Just a slight tweak of words brought me a vehicle for self-esteem. The same as any sales pitch – whether it’s online or in an interview – a gesture, a choice of words and you are in or out. That starts in your mind-set – your head, your thinking process. The first rule here could be, “don’t believe everything you think.” And, most importantly, believe in yourself. Believe that you have something to say, to give. Then go for it.

The Mutt of Life

The other day I got a certificate in the mail. I had completed another course, had another few letters after my name if I chose to put them there. I don’t choose. My pedigree is extensive with gets and begats and doesn’t begin to express who I am or how I got here.
It’s not that the cum laude isn’t important, but the laurels pale in relation to the ground they grew in and on. It’s my experience and what I do with it that ribbons me.

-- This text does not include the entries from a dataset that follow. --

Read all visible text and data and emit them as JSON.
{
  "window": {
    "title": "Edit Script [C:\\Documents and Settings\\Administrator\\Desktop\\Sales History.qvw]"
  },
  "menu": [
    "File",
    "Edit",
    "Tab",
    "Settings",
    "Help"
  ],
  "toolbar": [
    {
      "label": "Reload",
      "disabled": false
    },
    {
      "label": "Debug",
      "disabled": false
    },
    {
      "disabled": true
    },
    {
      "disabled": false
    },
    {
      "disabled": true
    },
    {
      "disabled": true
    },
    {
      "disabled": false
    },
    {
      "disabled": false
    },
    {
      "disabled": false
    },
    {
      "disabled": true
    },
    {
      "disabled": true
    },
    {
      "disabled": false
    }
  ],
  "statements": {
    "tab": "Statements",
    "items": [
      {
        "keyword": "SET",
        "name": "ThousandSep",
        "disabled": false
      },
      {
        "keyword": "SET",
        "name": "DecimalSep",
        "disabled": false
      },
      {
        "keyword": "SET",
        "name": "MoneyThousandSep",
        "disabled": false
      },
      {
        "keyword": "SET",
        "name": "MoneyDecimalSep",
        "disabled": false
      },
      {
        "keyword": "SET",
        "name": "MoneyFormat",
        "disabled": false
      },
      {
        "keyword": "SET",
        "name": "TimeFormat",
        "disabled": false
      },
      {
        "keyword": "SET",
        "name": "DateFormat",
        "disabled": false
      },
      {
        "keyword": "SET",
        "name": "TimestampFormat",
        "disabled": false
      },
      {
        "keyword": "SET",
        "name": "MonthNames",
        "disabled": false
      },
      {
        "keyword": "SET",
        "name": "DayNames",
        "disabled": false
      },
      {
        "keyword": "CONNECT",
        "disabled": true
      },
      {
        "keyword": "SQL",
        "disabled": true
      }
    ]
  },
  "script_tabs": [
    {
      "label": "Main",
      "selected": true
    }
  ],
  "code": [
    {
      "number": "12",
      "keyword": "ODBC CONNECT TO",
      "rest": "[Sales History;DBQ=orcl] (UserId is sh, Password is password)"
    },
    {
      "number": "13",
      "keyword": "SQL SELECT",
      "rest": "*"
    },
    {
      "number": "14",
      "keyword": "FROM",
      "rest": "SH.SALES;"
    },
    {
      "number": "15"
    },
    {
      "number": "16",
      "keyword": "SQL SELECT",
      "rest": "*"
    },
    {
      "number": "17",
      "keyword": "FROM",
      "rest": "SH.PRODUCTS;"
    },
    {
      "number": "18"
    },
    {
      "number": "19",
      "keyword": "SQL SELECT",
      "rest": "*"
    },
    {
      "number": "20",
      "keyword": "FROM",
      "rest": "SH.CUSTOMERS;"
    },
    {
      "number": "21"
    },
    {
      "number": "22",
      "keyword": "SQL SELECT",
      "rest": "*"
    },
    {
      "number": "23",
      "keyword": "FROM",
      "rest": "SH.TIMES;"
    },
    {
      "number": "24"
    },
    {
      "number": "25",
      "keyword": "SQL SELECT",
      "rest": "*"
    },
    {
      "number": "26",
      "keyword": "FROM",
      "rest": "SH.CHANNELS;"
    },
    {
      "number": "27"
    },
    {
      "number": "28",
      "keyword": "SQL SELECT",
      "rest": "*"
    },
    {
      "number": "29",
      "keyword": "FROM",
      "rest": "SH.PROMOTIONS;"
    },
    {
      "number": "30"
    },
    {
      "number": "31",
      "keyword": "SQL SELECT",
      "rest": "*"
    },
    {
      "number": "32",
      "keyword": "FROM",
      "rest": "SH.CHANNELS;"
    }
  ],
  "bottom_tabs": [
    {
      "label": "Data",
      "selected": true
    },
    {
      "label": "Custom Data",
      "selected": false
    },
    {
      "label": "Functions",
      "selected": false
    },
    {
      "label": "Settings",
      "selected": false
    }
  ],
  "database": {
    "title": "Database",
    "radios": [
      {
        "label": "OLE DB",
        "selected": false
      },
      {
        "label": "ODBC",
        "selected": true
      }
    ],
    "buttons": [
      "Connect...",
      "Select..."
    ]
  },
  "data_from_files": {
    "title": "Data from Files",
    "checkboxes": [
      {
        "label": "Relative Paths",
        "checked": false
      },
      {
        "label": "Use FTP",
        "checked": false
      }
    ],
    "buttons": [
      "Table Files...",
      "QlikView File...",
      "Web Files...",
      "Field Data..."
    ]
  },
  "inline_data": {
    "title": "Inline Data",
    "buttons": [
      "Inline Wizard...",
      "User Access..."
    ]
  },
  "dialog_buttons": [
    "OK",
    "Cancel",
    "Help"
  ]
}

We are all a mixture of genetic and experiential inputs and impulses. Every thought dictates our next action, every action dictates our results. If I let my certificate, whatever it says, dictate how I feel about myself I might as well hide behind the pedigree and be done with it.
The walk of my life needs a path and the path needs dirt and rocks. I mustn’t forget that. The days of exasperation spent in pursuit of my highest goals are the soles of my feet and the strength in my heart.
“…once you fully apprehend the vacuity of a life without struggle you are equipped with the basic means of salvation.” Tennessee Williams, “The Catastrophe of Success.”
When I look at the pulsing path of my life I don’t feel the triumphs so much as the friends and the songs. The sometimes riotous music of my peers and the eras I’ve experienced.
Part of the air I’ve breathed has been the expression of those around me. Virtual and actual. I remember how good it felt to add Bucky Fuller as one of my mentors though I never knew him or met him. Ditto John Cage.
It was a revelation to be free of my immediate influences and enter the world of possibility.